Two links landed in our inbox last week and I haven't been able to keep myself from returning to their landing pages. Both links lead to work by Bill Hayward, the brilliant photographer, filmaker, and chronicler of the body whom we've been following since we started this blog. I love the way Bill captures the raw emotion of his subjects and when I watch his film and dance productions and look at his portraits, I'm aware of tension building in my own body. It's the kind of tension you feel when a jazz singer sings behind the beat; by holding back the performer creates suspense that doesn't resolve until the singer "catches up" with the music. It's uncomfortable . . . and thrilling. The best classical dancers can do this even though they're working within the constraints of precise choreography.

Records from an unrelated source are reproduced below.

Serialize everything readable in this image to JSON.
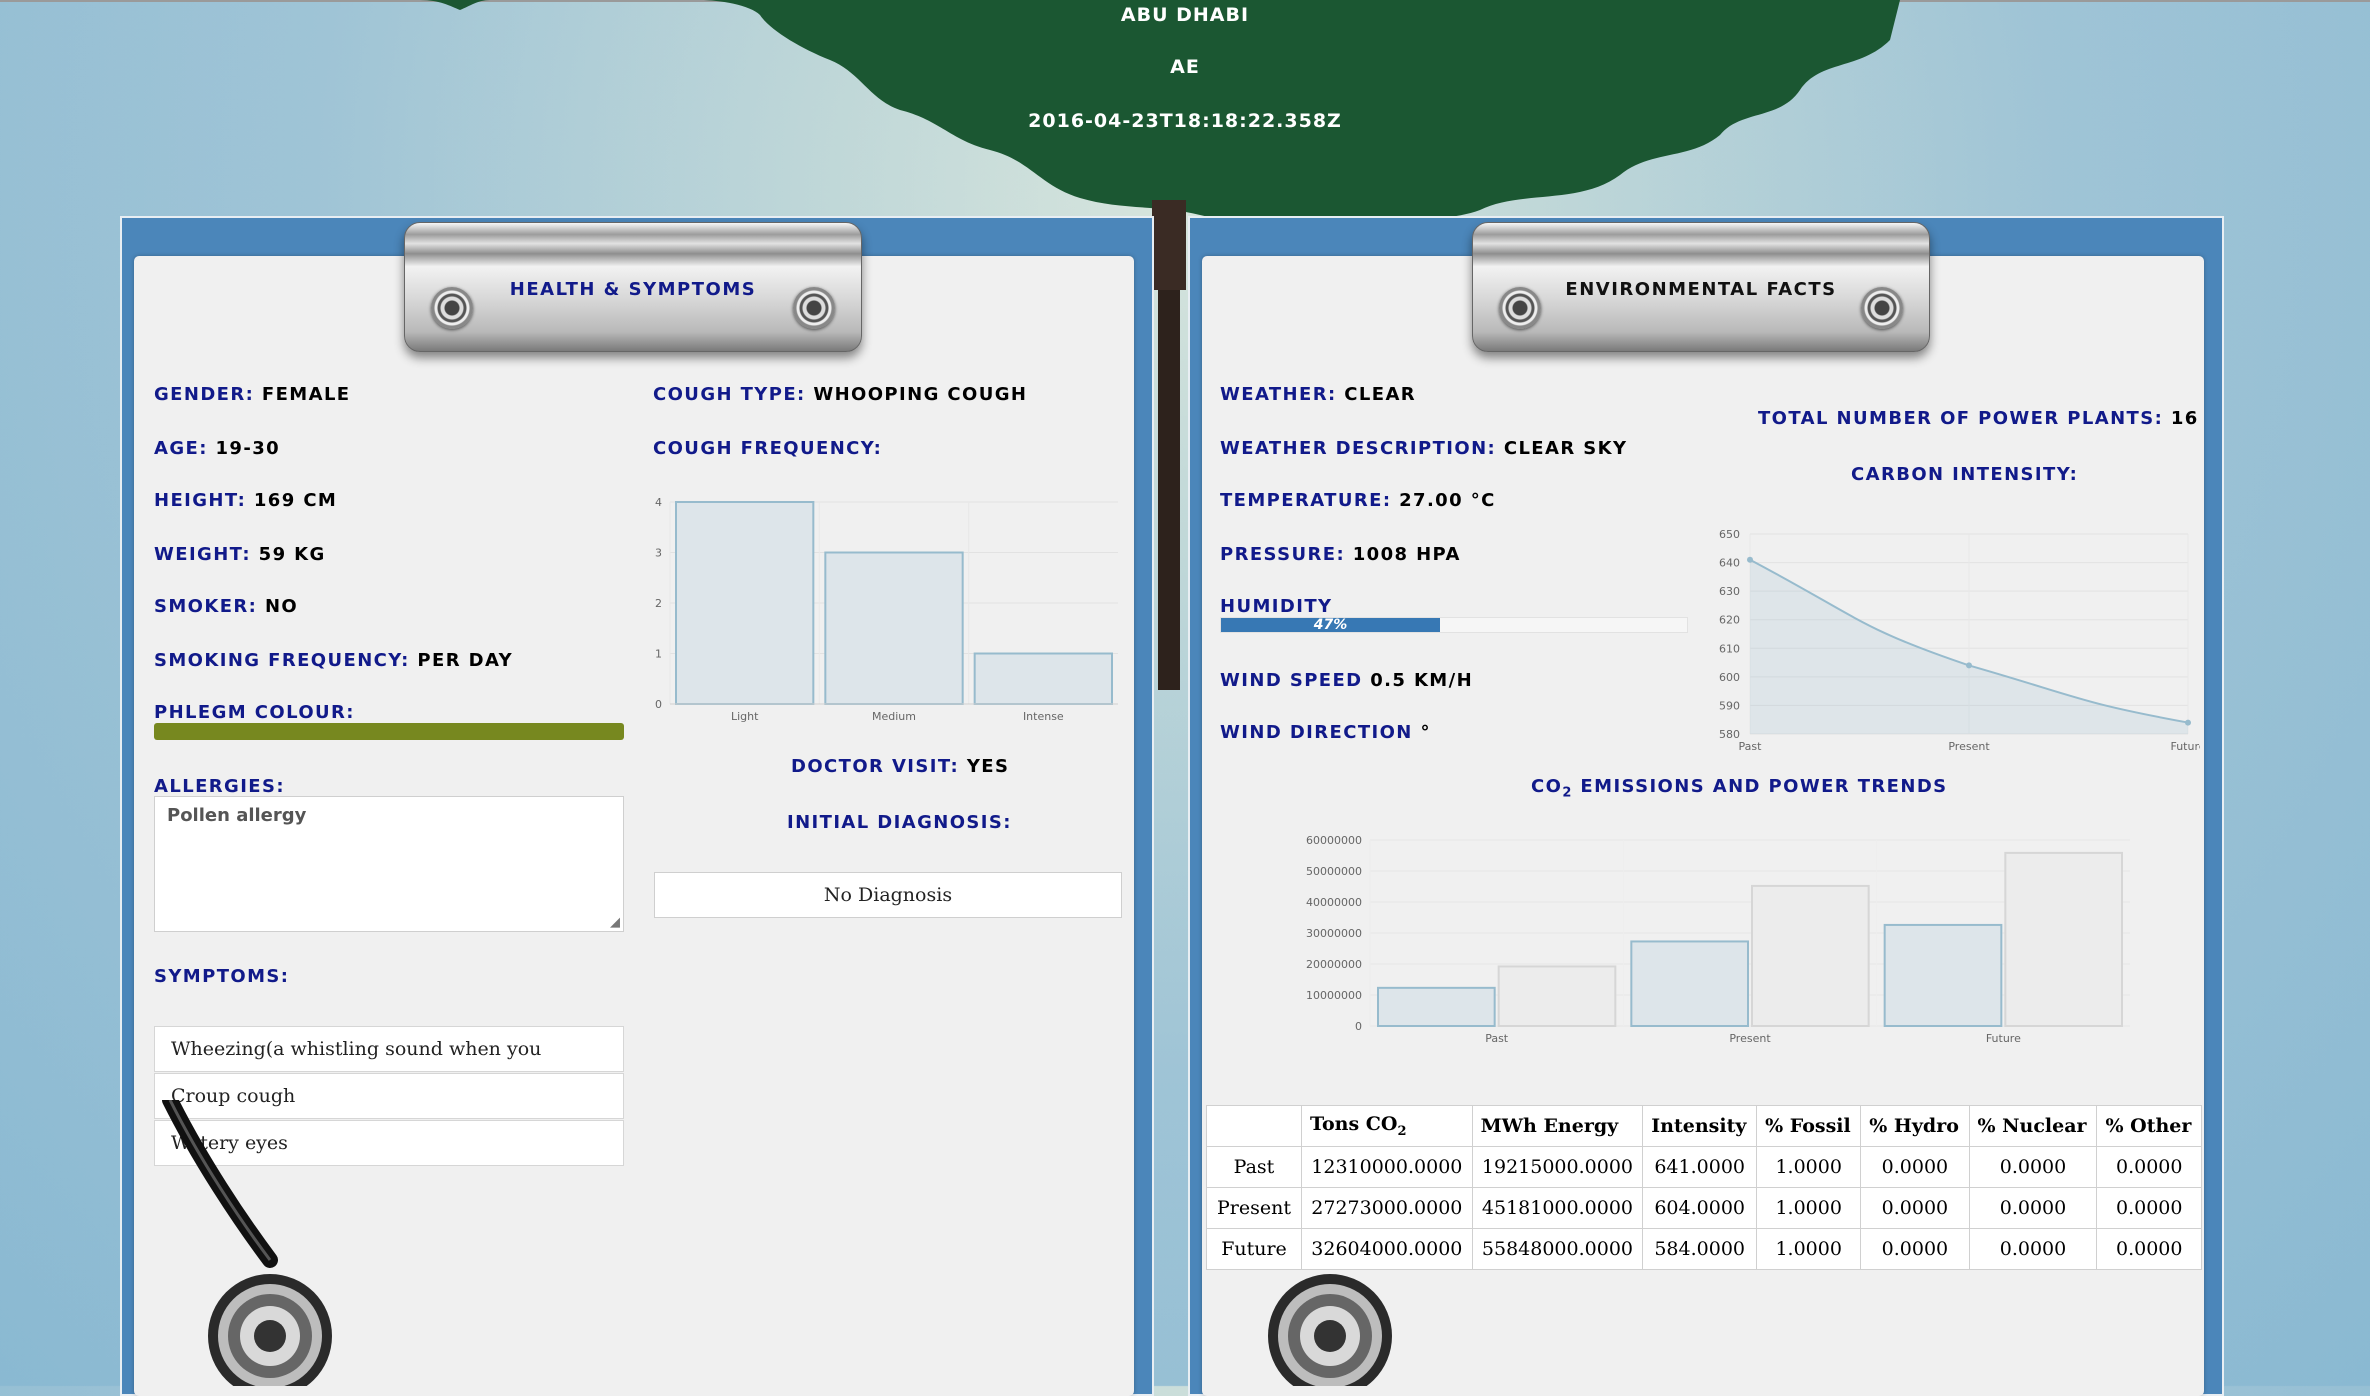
{
  "location": {
    "city": "ABU DHABI",
    "country": "AE",
    "timestamp": "2016-04-23T18:18:22.358Z"
  },
  "health": {
    "title": "HEALTH & SYMPTOMS",
    "gender": {
      "label": "GENDER:",
      "value": "FEMALE"
    },
    "age": {
      "label": "AGE:",
      "value": "19-30"
    },
    "height": {
      "label": "HEIGHT:",
      "value": "169 CM"
    },
    "weight": {
      "label": "WEIGHT:",
      "value": "59 KG"
    },
    "smoker": {
      "label": "SMOKER:",
      "value": "NO"
    },
    "smoking_frequency": {
      "label": "SMOKING FREQUENCY:",
      "value": "PER DAY"
    },
    "phlegm_colour": {
      "label": "PHLEGM COLOUR:",
      "color": "#77881f"
    },
    "allergies": {
      "label": "ALLERGIES:",
      "value": "Pollen allergy"
    },
    "symptoms_label": "SYMPTOMS:",
    "symptoms": [
      "Wheezing(a whistling sound when you breathe)",
      "Croup cough",
      "Watery eyes"
    ],
    "cough_type": {
      "label": "COUGH TYPE:",
      "value": "WHOOPING COUGH"
    },
    "cough_frequency_label": "COUGH FREQUENCY:",
    "doctor_visit": {
      "label": "DOCTOR VISIT:",
      "value": "YES"
    },
    "initial_diagnosis_label": "INITIAL DIAGNOSIS:",
    "diagnosis": "No Diagnosis"
  },
  "environment": {
    "title": "ENVIRONMENTAL FACTS",
    "weather": {
      "label": "WEATHER:",
      "value": "CLEAR"
    },
    "weather_description": {
      "label": "WEATHER DESCRIPTION:",
      "value": "CLEAR SKY"
    },
    "temperature": {
      "label": "TEMPERATURE:",
      "value": "27.00 °C"
    },
    "pressure": {
      "label": "PRESSURE:",
      "value": "1008 HPA"
    },
    "humidity": {
      "label": "HUMIDITY",
      "percent": 47,
      "text": "47%"
    },
    "wind_speed": {
      "label": "WIND SPEED",
      "value": "0.5 KM/H"
    },
    "wind_direction": {
      "label": "WIND DIRECTION",
      "value": "°"
    },
    "power_plants": {
      "label": "TOTAL NUMBER OF POWER PLANTS:",
      "value": "16"
    },
    "carbon_intensity_label": "CARBON INTENSITY:",
    "emissions_title_prefix": "CO",
    "emissions_title_sub": "2",
    "emissions_title_suffix": " EMISSIONS AND POWER TRENDS",
    "table": {
      "headers": [
        "",
        "Tons CO2",
        "MWh Energy",
        "Intensity",
        "% Fossil",
        "% Hydro",
        "% Nuclear",
        "% Other"
      ],
      "rows": [
        [
          "Past",
          "12310000.0000",
          "19215000.0000",
          "641.0000",
          "1.0000",
          "0.0000",
          "0.0000",
          "0.0000"
        ],
        [
          "Present",
          "27273000.0000",
          "45181000.0000",
          "604.0000",
          "1.0000",
          "0.0000",
          "0.0000",
          "0.0000"
        ],
        [
          "Future",
          "32604000.0000",
          "55848000.0000",
          "584.0000",
          "1.0000",
          "0.0000",
          "0.0000",
          "0.0000"
        ]
      ]
    }
  },
  "colors": {
    "label_blue": "#111a8a",
    "board_blue": "#4b86ba",
    "bar_fill": "#dde5ea",
    "bar_stroke": "#97bbcd"
  },
  "chart_data": [
    {
      "type": "bar",
      "categories": [
        "Light",
        "Medium",
        "Intense"
      ],
      "values": [
        4,
        3,
        1
      ],
      "title": "",
      "ylim": [
        0,
        4
      ],
      "yticks": [
        "0",
        "1",
        "2",
        "3",
        "4"
      ]
    },
    {
      "type": "area",
      "x": [
        "Past",
        "Present",
        "Future"
      ],
      "values": [
        641,
        604,
        584
      ],
      "title": "",
      "ylim": [
        580,
        650
      ],
      "yticks": [
        "580",
        "590",
        "600",
        "610",
        "620",
        "630",
        "640",
        "650"
      ]
    },
    {
      "type": "bar",
      "categories": [
        "Past",
        "Present",
        "Future"
      ],
      "series": [
        {
          "values": [
            12310000,
            27273000,
            32604000
          ]
        },
        {
          "values": [
            19215000,
            45181000,
            55848000
          ]
        }
      ],
      "title": "",
      "ylim": [
        0,
        60000000
      ],
      "yticks": [
        "0",
        "10000000",
        "20000000",
        "30000000",
        "40000000",
        "50000000",
        "60000000"
      ]
    }
  ]
}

Forgive my meandering way of saying you must check out these recent publications of Bill's work. The first appears in the current issue of The Coffin Factory alongside work by Lydia Davis, T.C. Boyle, and Charles Simic, among others. “Postcards” is from “The Museum of Emotions” from Bill's film Asphalt, Muscle & Bone, which we've written about elsewhere on this blog.

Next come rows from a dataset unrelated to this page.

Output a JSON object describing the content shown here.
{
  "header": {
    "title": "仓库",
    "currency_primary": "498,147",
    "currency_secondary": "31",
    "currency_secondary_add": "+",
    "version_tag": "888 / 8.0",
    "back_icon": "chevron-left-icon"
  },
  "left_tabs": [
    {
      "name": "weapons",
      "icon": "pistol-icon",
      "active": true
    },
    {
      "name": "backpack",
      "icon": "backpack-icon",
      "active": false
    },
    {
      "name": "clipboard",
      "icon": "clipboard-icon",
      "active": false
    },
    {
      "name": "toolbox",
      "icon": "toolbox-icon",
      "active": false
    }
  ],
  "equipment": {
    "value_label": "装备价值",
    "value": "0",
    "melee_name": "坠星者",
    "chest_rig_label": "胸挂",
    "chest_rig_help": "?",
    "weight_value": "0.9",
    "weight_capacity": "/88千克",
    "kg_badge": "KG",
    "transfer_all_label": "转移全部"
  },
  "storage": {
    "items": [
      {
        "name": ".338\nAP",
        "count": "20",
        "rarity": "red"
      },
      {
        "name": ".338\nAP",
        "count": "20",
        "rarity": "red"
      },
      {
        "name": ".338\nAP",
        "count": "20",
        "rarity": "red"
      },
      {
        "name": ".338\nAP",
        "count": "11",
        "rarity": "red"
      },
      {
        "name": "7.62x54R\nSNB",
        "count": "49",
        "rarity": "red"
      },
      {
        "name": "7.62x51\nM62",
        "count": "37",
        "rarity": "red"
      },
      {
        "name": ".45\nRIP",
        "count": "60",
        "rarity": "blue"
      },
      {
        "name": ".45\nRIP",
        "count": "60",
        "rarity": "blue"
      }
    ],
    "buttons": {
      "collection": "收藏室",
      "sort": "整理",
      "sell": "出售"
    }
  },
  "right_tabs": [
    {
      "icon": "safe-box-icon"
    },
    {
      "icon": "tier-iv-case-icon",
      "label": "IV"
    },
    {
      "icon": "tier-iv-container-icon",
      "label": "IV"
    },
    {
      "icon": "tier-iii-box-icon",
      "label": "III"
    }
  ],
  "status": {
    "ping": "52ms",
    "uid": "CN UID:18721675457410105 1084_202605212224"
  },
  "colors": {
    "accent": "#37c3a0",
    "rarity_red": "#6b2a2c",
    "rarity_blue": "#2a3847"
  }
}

The second link leads to Psychology Tomorrow magazine and Wilhelmina Frankfurt's memoir of George Balanchine. Bill's photos of Frankfurt illustrate the piece and they're stunning. In her piece, Frankfurt describes her final encounter with Mr. B. Shocking but not surprising.